What is PostPartum Psychosis?

Postpartum Psychosis is a rare and severe form of mental illness that occurs after having a baby in approximately 1 to 2 out of every 1,000 deliveries. While these statistics may sound small, its effects are anything but: Women experiencing PPP have lost touch with reality and are in danger of hurting themselves or their children due to this psychiatric illness. This uncommon form of postpartum illness is considered the most severe type and almost invariably requires hospitalization. Read on for facts about how to identify and address it.

Risk Factors

The most significant risk factors for Postpartum Psychosis are a personal or family history of bipolar disorder, or a previous psychotic episode. The illness normally begins in the first few days to weeks after childbirth. In some instances, it can begin immediately after delivery. It can become very acute quickly and should be treated as a medical emergency.

Symptoms of Postpartum Psychosis

There are a variety of symptoms that women with Postpartum Psychosis can experience:

  • Confusion

  • Delusions or strange beliefs

  • Hallucinations (seeing or hearing things that aren’t there)

  • Irritability

  • Hyperactivity

  • Decreased need for or inability to sleep

  • Paranoia and suspiciousness

  • Rapid mood swings

  • Difficulty communicating at times

It is also important to know that many survivors of Postpartum Psychosis never experienced hallucinations containing violent commands. Most women who experience Postpartum Psychosis do not harm themselves or anyone else. However, there is always the risk of danger because psychosis includes delusional thinking and irrational judgment. This is precisely why women with this illness must be quickly assessed, treated, and carefully monitored by trained mental healthcare professionals.
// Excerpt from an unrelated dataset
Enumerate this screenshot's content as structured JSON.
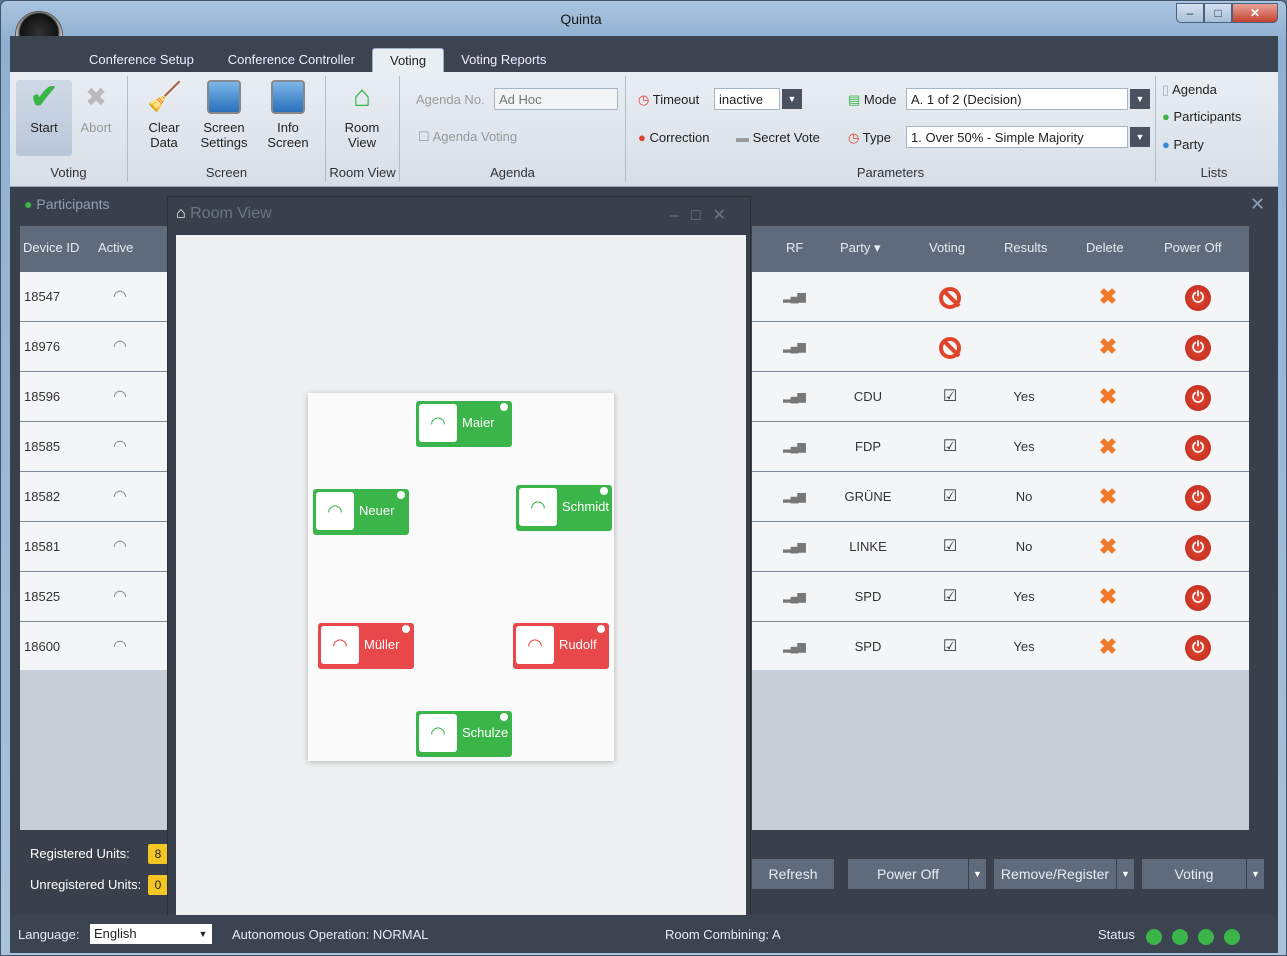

A woman experiencing Postpartum Psychosis is almost always psychiatrically hospitalized for safety reasons. Treatments during the psychotic episode include medications to reduce psychosis and stabilize moods, as well as psychotherapy for the patient, and psychoeducation for their family and loved ones.
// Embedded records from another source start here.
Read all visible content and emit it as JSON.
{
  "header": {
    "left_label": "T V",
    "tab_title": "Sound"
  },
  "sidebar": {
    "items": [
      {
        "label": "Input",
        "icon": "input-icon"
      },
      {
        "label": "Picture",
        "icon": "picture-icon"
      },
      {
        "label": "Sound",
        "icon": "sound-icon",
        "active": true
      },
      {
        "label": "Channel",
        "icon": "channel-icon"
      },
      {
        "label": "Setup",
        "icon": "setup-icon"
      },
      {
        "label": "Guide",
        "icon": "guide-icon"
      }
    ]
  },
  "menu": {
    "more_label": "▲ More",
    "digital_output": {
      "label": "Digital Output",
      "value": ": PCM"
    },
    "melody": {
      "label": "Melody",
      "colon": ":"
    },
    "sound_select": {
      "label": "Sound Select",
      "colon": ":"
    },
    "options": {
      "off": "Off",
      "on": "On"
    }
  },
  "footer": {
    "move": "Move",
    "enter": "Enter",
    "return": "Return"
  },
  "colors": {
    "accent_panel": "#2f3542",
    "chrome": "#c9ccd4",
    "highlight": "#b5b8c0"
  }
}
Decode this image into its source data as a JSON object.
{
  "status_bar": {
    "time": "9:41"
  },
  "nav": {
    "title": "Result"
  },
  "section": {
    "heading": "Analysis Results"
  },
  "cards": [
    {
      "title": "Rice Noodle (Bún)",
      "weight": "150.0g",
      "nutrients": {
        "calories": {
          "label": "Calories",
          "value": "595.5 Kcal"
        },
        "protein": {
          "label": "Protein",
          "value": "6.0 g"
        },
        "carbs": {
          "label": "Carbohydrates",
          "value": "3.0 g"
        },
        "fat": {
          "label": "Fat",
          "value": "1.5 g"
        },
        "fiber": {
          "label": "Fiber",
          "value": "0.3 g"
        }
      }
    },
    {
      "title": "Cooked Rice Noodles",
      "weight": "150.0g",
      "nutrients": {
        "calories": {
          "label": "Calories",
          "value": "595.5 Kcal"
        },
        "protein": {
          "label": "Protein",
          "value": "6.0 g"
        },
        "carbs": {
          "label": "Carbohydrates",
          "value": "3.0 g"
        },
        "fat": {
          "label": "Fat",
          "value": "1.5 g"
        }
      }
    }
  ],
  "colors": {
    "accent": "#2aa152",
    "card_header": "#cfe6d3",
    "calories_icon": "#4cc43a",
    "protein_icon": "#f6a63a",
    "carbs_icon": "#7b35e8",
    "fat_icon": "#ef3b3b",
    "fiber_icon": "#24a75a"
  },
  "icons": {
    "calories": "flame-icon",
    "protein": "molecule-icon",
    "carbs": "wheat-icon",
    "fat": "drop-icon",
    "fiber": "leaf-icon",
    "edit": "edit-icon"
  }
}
Examples of medications used during an episode of PPP include:

  • Antipsychotics: These medications reduce hallucinations, delusions and paranoia. Examples include quetiapine (Seroquel), risperidone (Risperdal), olanzapine (Zyprexa), and aripiprazole (Abilify).
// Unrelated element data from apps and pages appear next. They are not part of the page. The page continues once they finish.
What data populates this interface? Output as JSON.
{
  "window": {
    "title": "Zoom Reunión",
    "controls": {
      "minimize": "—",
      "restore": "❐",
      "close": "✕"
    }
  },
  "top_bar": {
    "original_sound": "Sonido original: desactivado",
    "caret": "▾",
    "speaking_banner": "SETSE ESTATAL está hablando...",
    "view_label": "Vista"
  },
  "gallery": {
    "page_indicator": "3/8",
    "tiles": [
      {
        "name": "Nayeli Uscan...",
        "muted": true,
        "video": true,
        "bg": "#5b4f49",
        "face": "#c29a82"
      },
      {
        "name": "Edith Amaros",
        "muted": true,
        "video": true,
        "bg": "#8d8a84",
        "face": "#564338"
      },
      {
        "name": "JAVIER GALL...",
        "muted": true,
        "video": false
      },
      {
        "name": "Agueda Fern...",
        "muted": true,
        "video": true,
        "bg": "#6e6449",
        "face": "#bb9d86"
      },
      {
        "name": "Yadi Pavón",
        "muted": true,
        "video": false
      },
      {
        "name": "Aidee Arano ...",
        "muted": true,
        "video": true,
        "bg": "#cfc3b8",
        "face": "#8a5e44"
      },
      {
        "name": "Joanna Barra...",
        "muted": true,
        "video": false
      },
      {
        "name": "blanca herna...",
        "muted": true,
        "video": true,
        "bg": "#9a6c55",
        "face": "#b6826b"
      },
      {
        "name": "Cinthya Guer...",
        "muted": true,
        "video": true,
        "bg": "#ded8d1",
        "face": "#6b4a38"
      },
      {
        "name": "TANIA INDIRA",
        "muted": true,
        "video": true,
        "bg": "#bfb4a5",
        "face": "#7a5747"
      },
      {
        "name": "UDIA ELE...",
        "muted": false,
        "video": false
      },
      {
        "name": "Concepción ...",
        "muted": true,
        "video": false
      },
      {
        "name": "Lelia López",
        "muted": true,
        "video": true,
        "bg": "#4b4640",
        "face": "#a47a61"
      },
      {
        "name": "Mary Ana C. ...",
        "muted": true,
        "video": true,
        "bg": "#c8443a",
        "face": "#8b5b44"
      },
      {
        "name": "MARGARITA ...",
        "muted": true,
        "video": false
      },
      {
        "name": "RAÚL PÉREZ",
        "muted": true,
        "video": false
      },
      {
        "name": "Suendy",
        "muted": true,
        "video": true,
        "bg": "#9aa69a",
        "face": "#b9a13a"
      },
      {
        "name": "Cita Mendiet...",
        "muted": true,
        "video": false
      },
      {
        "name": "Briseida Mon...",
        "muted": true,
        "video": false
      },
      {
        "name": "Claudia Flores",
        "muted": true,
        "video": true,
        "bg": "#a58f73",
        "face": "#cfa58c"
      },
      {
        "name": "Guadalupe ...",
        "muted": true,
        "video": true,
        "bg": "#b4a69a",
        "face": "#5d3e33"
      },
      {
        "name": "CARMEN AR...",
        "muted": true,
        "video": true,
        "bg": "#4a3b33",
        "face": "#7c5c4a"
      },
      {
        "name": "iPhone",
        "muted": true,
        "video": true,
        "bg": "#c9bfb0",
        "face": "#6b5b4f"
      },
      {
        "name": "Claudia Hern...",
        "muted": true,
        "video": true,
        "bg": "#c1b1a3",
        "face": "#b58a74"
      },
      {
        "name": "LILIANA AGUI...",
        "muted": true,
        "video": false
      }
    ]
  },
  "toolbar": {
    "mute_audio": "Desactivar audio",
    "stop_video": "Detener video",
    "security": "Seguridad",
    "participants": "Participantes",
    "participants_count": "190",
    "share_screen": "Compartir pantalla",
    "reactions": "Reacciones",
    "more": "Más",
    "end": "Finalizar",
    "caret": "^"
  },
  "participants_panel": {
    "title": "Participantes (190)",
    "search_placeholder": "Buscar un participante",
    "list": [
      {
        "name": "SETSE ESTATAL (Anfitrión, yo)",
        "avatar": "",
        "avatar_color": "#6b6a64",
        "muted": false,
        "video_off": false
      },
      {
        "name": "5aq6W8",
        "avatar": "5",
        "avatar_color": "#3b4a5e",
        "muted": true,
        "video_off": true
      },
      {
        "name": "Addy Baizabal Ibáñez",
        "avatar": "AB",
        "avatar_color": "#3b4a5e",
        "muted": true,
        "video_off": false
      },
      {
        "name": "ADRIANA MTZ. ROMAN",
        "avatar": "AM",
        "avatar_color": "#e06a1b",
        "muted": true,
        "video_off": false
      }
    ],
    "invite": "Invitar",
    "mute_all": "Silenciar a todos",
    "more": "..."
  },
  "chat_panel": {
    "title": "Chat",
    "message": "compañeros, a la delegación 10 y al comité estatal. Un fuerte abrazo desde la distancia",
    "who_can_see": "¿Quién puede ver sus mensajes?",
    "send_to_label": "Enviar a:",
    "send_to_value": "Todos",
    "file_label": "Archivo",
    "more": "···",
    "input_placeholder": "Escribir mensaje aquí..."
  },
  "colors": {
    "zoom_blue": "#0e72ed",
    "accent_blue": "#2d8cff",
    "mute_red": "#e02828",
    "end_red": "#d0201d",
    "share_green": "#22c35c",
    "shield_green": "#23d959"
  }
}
  • Mood stabilizers: These medications reduce the highs and lows of a bipolar episode. Examples include lithium (Lithobid) and lamotrigine (Lamictal).

  • Anti-anxiety medications: These medications can help decrease acute anxiety and insomnia experienced during psychotic episodes. Examples include clonazepam (Klonapin) and lorazepam (Ativan).

Often, a woman experiencing PPP requires a combination of the above medications.

Postpartum Psychosis can be frightening and shocking for both the woman experiencing it and her loved ones. With the right treatment, women with PPP can recover and fully experience motherhood.

There’s more to the story…

In September 2012, at 40 years old, Bangs gave birth to her beautiful daughter Adelaide. A month later, dramatically hormone depleted and sleep deprived, Melissa is admitted to the Providence Psychiatric Facilities in a complete manic state. After nearly a month, she is sent home with a bipolar diagnosis and on lithium. What comes next is an extraordinary journey.




On her path back to wholeness, one of the things Bangs did was read her entire 100 plus page hospital record. Somewhere, around page 87, there is a nurse’s note that looks as if it were scribbled late at night after a long shift. It reads, “Patient says she will do comedy on this experience.”

The psych team couldn’t have possibly known that Bangs has been a storyteller her entire life and did comedy for a stint, as a student, at the Upright Citizens’ Brigade in New York City. They couldn't have known that transforming details from the most painful experience of her life into a room full of laughter would prove healing for so many.

If you think you have PPD, Call The Motherhood Center - 347-343-4257. We are here to tell you for sure if you have postpartum depression or postpartum anxiety. And more importantly, if you do, we will provide the treatment you need to feel better. With the right treatment, EVERYONE feels better.